▶ Data supplied:

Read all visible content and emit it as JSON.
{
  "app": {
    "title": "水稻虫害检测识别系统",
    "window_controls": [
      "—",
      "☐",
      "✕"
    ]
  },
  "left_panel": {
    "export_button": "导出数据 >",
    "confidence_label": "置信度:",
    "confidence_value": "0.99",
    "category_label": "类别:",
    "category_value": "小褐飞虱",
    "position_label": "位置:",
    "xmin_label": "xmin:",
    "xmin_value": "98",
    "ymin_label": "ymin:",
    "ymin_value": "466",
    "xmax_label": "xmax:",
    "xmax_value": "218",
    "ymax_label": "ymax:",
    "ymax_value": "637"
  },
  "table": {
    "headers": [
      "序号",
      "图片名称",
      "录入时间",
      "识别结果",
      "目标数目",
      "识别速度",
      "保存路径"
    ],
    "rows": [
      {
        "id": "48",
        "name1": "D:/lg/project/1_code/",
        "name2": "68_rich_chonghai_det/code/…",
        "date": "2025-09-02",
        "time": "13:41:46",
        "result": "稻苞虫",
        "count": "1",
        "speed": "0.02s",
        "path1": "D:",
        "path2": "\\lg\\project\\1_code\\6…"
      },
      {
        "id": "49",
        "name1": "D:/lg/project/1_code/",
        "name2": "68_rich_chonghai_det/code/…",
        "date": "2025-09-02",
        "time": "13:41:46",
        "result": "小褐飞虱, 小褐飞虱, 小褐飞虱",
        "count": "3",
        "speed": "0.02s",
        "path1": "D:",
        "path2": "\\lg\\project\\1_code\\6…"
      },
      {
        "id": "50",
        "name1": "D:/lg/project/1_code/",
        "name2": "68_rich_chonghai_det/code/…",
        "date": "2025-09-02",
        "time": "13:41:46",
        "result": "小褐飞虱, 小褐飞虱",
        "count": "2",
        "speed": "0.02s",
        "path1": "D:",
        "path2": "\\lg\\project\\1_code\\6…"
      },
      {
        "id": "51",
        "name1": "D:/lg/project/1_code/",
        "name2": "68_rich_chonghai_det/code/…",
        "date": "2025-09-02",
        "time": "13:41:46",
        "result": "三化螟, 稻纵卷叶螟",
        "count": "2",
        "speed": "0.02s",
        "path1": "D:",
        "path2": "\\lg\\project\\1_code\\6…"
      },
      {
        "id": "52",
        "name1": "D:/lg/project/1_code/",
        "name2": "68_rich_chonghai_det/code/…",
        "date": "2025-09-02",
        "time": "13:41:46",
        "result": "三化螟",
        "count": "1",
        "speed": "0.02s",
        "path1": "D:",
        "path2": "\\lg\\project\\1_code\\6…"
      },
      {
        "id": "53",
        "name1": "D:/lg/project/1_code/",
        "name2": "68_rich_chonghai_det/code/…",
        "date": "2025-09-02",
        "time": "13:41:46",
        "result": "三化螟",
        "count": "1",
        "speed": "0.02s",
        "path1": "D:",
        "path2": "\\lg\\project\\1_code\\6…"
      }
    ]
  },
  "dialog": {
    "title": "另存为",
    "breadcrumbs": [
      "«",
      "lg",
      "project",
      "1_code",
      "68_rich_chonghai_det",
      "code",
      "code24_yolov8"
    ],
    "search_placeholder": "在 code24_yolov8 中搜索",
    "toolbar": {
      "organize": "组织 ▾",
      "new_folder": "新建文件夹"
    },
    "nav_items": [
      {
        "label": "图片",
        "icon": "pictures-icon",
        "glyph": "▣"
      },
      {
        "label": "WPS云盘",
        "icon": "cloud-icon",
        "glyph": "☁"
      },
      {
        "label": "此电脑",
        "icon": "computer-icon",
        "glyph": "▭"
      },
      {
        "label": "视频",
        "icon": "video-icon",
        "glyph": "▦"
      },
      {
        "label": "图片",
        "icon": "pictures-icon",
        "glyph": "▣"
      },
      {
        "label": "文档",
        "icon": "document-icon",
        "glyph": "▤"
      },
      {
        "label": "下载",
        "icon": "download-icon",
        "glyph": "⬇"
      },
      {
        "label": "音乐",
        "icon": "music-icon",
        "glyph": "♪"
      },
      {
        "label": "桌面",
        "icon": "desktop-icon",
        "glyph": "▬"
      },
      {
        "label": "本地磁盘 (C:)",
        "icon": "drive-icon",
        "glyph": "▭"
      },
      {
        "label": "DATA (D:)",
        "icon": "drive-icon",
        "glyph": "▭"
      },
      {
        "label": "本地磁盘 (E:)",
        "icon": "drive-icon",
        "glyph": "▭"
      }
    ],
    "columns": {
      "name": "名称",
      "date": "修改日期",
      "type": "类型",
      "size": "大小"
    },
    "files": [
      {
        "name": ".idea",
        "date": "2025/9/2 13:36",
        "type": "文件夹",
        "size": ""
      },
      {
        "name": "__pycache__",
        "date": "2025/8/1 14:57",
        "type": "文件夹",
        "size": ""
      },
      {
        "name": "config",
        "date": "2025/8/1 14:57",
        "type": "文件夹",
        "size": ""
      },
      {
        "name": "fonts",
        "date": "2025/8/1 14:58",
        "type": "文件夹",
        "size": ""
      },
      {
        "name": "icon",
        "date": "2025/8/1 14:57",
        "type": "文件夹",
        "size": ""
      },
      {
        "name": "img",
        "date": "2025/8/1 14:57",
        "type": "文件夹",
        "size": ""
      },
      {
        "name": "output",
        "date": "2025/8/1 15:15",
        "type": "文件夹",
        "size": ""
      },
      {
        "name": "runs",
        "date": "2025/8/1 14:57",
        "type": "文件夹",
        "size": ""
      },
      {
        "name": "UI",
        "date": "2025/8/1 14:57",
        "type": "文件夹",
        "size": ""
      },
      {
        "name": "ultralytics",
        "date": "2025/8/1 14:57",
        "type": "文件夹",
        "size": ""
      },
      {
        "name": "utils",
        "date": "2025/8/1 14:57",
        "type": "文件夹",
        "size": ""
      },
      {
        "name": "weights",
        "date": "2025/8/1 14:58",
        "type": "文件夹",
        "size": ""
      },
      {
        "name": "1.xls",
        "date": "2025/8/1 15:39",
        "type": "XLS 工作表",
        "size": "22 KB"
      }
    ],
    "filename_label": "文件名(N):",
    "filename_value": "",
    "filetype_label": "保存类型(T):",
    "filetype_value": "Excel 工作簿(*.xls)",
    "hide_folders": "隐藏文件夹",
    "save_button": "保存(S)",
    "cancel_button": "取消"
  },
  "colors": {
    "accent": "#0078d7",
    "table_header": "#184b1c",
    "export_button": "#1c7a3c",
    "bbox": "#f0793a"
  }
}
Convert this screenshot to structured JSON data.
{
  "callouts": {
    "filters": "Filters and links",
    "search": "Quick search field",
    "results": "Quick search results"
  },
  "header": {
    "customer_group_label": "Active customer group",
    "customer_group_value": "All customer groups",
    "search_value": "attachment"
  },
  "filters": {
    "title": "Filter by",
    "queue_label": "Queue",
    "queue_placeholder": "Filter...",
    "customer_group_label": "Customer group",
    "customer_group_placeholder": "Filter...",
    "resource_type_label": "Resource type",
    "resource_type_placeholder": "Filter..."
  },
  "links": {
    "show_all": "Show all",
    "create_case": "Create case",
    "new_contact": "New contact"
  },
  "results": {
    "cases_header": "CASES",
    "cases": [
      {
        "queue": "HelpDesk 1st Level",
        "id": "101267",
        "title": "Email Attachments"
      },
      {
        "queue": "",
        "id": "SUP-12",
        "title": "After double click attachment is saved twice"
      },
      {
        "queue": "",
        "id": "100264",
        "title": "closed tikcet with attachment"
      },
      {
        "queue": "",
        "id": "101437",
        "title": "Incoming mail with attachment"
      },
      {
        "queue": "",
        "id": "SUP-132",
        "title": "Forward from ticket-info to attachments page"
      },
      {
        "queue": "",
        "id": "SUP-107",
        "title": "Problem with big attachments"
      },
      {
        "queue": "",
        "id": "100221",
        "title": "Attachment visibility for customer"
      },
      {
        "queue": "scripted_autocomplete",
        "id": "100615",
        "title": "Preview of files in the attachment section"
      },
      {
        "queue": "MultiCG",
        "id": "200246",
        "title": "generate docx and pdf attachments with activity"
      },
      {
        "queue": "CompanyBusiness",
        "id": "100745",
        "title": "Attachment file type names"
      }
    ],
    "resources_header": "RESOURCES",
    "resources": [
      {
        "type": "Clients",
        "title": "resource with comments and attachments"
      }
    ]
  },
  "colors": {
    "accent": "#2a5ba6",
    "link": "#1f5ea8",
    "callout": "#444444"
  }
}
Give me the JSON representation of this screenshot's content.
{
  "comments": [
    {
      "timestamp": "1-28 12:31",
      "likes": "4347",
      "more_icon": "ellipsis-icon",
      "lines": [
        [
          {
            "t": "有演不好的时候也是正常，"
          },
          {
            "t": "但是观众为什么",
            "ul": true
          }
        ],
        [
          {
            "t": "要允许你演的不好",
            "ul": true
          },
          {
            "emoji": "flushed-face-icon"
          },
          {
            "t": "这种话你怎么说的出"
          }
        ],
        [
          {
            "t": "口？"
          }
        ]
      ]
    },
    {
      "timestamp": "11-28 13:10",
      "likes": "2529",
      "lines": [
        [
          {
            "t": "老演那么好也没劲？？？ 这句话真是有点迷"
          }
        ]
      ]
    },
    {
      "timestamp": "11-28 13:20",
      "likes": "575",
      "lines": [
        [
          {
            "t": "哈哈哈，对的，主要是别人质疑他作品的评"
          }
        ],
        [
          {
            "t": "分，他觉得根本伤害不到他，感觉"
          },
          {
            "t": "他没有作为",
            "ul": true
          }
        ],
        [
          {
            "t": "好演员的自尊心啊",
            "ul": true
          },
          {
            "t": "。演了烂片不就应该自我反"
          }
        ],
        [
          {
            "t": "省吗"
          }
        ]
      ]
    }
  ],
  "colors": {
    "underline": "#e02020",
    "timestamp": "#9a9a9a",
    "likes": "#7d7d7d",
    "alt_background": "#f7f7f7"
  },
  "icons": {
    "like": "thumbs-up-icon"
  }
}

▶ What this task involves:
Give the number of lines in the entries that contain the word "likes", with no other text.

▶ Your response:
4